> **Exercise directions**
This exercise calls for a copy of every line in the listing below that carries the word "reels".

> **Provided records**
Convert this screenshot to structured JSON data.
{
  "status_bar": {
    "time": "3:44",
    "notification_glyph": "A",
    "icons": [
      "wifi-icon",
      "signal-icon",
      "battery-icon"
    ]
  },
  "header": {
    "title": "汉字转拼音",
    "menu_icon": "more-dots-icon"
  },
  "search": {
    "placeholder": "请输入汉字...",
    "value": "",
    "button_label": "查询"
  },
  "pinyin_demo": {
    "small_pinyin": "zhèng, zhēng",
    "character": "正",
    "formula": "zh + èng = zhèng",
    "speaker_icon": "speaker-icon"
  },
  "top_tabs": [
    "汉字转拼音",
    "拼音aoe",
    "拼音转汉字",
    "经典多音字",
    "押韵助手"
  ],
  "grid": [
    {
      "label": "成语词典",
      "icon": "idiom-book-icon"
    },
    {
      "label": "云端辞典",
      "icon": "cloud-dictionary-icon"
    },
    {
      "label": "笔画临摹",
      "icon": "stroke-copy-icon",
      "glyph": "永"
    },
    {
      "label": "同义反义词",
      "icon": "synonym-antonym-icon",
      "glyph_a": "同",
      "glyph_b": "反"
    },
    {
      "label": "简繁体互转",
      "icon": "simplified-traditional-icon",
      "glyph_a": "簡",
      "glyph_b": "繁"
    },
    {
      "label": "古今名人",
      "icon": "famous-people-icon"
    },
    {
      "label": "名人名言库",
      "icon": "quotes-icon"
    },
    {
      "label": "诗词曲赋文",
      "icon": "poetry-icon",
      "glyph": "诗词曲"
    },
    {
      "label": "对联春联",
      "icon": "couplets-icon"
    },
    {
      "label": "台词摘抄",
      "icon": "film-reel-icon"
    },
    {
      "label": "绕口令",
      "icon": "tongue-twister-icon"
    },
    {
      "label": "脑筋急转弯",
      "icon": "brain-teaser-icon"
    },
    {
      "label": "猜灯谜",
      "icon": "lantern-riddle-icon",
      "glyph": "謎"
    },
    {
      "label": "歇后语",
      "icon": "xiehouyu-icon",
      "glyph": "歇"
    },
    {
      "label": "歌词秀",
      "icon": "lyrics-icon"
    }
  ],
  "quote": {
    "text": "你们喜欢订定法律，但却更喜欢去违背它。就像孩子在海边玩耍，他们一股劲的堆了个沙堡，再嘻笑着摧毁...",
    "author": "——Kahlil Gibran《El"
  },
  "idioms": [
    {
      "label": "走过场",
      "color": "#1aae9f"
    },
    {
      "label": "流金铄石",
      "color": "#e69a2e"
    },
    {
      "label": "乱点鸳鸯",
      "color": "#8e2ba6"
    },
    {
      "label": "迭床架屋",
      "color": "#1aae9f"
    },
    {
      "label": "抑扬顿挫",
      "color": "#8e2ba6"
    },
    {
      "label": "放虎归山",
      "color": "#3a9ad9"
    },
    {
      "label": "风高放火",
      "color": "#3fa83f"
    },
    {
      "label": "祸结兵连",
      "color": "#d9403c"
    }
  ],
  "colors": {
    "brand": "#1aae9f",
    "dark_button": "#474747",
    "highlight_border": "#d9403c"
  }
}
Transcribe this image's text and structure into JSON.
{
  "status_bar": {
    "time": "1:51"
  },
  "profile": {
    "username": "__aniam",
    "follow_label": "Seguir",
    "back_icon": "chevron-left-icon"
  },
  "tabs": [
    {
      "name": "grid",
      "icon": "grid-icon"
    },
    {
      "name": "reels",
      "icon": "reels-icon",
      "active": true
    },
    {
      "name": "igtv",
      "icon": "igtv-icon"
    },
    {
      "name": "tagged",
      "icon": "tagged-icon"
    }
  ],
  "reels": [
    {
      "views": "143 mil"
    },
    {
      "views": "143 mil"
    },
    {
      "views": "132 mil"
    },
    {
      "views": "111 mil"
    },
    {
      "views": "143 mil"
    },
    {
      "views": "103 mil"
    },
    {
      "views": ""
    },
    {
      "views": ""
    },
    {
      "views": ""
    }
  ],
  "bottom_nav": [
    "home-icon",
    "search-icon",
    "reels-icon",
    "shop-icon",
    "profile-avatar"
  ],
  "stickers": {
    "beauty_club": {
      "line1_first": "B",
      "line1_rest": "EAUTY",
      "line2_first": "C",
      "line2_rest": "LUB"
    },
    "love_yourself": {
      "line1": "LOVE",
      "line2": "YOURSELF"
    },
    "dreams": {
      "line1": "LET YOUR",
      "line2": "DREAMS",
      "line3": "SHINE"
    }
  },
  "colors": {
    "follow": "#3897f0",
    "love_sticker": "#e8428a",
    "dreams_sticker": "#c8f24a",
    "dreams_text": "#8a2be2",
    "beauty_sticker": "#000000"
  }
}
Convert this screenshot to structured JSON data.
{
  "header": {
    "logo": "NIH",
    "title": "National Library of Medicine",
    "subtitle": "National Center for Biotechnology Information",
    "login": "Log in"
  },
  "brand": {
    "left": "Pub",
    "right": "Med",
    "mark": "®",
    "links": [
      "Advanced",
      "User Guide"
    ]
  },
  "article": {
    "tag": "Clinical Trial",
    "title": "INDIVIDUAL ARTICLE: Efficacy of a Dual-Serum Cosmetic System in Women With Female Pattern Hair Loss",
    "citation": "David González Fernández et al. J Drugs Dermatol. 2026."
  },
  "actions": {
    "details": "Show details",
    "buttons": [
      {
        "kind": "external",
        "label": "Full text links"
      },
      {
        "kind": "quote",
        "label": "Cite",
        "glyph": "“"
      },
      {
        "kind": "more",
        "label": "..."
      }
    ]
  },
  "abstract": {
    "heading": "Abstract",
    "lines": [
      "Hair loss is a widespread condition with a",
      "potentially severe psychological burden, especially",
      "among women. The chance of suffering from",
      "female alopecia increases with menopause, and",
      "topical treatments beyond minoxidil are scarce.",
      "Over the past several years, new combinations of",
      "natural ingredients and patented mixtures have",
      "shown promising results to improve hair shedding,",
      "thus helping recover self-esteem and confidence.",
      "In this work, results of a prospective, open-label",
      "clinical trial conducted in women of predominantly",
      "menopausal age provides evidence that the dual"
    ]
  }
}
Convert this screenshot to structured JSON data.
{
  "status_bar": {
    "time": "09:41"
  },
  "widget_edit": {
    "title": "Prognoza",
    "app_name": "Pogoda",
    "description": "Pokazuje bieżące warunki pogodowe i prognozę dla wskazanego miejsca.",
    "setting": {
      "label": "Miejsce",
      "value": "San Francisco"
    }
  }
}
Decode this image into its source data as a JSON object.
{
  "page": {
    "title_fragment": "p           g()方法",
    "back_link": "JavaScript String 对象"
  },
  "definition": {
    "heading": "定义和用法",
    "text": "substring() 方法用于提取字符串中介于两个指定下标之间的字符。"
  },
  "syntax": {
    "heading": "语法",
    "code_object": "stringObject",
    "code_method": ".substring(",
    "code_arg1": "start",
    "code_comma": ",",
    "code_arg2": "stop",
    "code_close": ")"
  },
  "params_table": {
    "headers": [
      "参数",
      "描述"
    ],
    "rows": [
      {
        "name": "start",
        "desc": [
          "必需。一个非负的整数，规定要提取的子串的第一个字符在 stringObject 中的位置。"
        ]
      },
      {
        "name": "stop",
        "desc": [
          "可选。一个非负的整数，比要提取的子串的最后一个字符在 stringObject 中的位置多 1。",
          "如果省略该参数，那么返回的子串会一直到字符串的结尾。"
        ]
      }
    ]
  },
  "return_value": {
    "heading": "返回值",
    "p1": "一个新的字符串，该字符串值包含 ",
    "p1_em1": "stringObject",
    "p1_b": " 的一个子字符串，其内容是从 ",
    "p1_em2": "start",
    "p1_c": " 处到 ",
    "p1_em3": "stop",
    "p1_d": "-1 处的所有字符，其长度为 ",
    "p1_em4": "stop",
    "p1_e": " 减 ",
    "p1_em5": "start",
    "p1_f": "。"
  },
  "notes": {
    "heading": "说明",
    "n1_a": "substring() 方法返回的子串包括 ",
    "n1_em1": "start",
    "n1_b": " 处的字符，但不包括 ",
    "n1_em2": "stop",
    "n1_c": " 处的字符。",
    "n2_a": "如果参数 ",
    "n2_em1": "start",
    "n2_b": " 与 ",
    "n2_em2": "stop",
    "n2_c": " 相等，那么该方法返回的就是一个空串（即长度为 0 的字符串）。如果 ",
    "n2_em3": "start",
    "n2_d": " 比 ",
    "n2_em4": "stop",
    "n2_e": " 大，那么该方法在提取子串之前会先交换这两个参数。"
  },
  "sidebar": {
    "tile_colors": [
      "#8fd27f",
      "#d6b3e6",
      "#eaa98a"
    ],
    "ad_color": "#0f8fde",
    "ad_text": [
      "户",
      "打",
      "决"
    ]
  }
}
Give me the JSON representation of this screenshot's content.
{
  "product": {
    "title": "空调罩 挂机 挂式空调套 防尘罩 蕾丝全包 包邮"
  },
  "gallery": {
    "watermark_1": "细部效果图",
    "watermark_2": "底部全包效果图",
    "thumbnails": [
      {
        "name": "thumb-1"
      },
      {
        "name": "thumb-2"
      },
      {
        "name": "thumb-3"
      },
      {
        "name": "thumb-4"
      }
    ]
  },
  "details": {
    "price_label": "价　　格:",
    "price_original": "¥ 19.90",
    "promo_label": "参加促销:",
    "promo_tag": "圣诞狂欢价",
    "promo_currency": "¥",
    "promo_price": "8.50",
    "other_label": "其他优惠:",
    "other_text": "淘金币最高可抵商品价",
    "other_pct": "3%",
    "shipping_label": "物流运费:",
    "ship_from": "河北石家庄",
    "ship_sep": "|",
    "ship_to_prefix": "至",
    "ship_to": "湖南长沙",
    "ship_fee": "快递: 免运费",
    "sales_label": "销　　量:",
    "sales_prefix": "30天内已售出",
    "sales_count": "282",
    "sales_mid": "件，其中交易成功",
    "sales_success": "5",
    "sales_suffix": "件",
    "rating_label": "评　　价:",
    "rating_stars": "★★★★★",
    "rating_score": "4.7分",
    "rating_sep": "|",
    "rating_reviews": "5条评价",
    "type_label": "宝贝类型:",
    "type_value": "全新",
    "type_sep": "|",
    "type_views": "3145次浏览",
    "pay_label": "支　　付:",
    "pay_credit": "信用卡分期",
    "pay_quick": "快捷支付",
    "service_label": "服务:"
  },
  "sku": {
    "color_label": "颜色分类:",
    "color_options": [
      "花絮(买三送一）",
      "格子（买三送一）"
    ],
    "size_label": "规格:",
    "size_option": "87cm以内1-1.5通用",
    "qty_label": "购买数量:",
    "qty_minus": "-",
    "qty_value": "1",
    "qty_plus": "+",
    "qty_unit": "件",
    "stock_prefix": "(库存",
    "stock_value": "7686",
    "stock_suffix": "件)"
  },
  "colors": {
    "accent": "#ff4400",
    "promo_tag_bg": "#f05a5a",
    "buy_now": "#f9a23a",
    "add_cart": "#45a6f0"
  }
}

> **Task response**
      "name": "reels",
      "icon": "reels-icon",
  "reels": [
    "reels-icon",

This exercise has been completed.